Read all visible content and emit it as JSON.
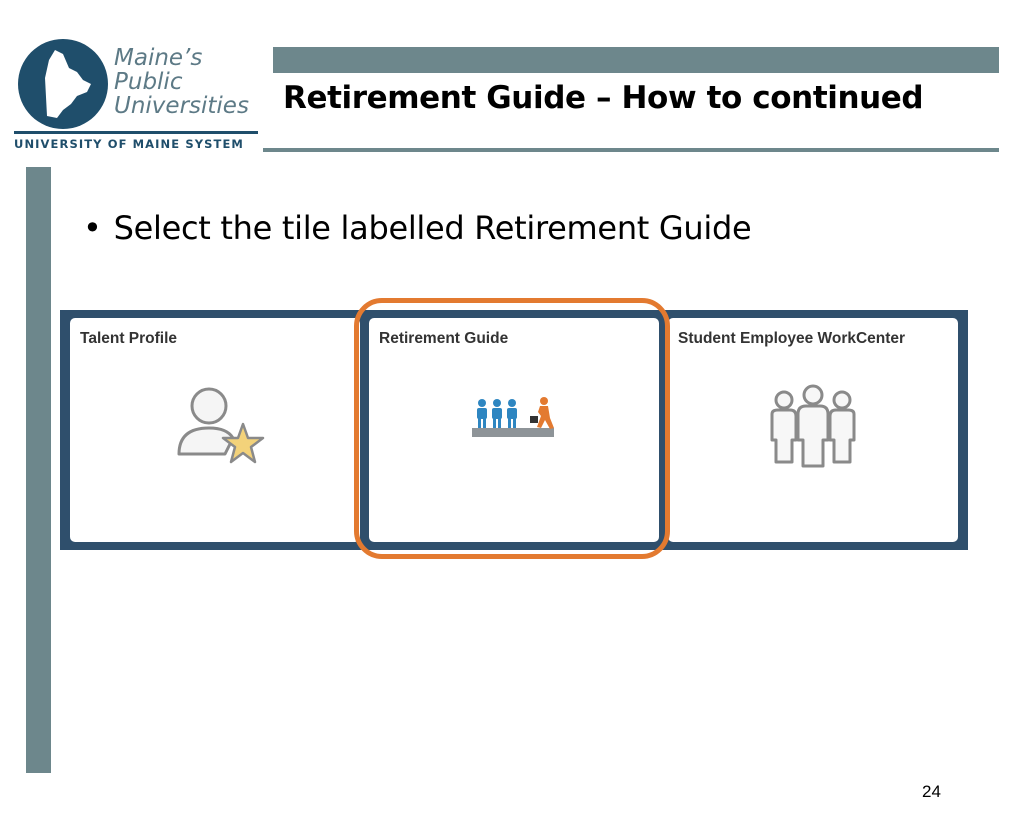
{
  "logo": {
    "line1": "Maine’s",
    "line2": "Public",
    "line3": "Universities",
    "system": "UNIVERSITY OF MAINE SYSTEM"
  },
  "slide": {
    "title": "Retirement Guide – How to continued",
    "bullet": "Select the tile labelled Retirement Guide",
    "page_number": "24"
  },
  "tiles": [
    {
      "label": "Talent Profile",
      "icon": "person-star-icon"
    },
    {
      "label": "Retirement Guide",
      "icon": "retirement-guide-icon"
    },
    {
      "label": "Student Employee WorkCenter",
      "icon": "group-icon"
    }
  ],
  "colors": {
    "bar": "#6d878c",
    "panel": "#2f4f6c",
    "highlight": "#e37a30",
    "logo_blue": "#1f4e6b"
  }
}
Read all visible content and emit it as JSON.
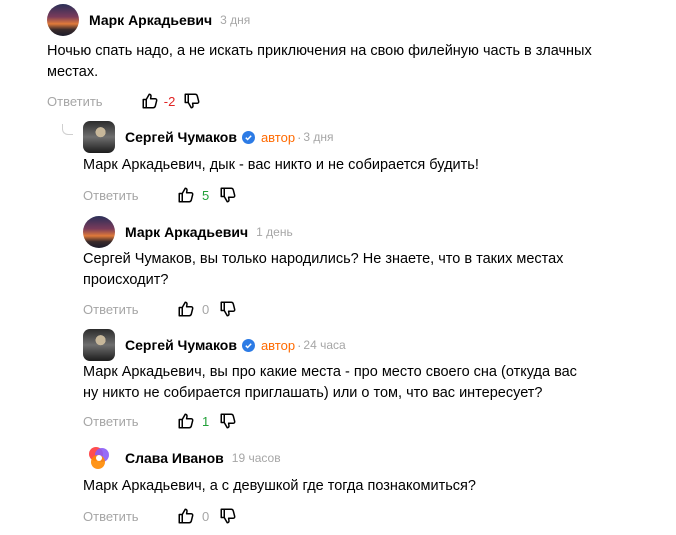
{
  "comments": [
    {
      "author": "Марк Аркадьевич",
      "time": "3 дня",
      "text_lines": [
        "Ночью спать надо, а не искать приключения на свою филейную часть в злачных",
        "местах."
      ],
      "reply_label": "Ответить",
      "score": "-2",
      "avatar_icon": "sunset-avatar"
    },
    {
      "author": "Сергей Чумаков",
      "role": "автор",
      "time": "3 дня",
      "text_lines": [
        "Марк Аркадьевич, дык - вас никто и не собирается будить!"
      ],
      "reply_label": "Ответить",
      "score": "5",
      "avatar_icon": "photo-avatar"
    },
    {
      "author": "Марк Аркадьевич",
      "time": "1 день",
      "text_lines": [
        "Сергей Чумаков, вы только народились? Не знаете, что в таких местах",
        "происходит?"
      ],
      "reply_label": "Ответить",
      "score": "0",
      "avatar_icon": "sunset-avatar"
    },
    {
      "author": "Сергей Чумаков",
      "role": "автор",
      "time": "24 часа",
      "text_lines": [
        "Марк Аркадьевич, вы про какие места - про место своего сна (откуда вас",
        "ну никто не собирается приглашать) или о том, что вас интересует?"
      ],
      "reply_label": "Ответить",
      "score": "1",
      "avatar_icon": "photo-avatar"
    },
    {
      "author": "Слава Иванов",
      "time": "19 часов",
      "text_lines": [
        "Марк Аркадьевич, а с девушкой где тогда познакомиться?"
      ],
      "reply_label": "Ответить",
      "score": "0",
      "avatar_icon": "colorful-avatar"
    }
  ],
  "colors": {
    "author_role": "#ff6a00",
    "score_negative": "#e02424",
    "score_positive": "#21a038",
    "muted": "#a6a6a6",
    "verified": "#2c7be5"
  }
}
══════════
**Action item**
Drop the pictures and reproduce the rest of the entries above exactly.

**Answer area**
Read all visible content and emit it as JSON.
{
  "logo": {
    "line1": "Maine’s",
    "line2": "Public",
    "line3": "Universities",
    "system": "UNIVERSITY OF MAINE SYSTEM"
  },
  "slide": {
    "title": "Retirement Guide – How to continued",
    "bullet": "Select the tile labelled Retirement Guide",
    "page_number": "24"
  },
  "tiles": [
    {
      "label": "Talent Profile",
      "icon": "person-star-icon"
    },
    {
      "label": "Retirement Guide",
      "icon": "retirement-guide-icon"
    },
    {
      "label": "Student Employee WorkCenter",
      "icon": "group-icon"
    }
  ],
  "colors": {
    "bar": "#6d878c",
    "panel": "#2f4f6c",
    "highlight": "#e37a30",
    "logo_blue": "#1f4e6b"
  }
}
Read all visible content and emit it as JSON.
{
  "comments": [
    {
      "author": "Марк Аркадьевич",
      "time": "3 дня",
      "text_lines": [
        "Ночью спать надо, а не искать приключения на свою филейную часть в злачных",
        "местах."
      ],
      "reply_label": "Ответить",
      "score": "-2",
      "avatar_icon": "sunset-avatar"
    },
    {
      "author": "Сергей Чумаков",
      "role": "автор",
      "time": "3 дня",
      "text_lines": [
        "Марк Аркадьевич, дык - вас никто и не собирается будить!"
      ],
      "reply_label": "Ответить",
      "score": "5",
      "avatar_icon": "photo-avatar"
    },
    {
      "author": "Марк Аркадьевич",
      "time": "1 день",
      "text_lines": [
        "Сергей Чумаков, вы только народились? Не знаете, что в таких местах",
        "происходит?"
      ],
      "reply_label": "Ответить",
      "score": "0",
      "avatar_icon": "sunset-avatar"
    },
    {
      "author": "Сергей Чумаков",
      "role": "автор",
      "time": "24 часа",
      "text_lines": [
        "Марк Аркадьевич, вы про какие места - про место своего сна (откуда вас",
        "ну никто не собирается приглашать) или о том, что вас интересует?"
      ],
      "reply_label": "Ответить",
      "score": "1",
      "avatar_icon": "photo-avatar"
    },
    {
      "author": "Слава Иванов",
      "time": "19 часов",
      "text_lines": [
        "Марк Аркадьевич, а с девушкой где тогда познакомиться?"
      ],
      "reply_label": "Ответить",
      "score": "0",
      "avatar_icon": "colorful-avatar"
    }
  ],
  "colors": {
    "author_role": "#ff6a00",
    "score_negative": "#e02424",
    "score_positive": "#21a038",
    "muted": "#a6a6a6",
    "verified": "#2c7be5"
  }
}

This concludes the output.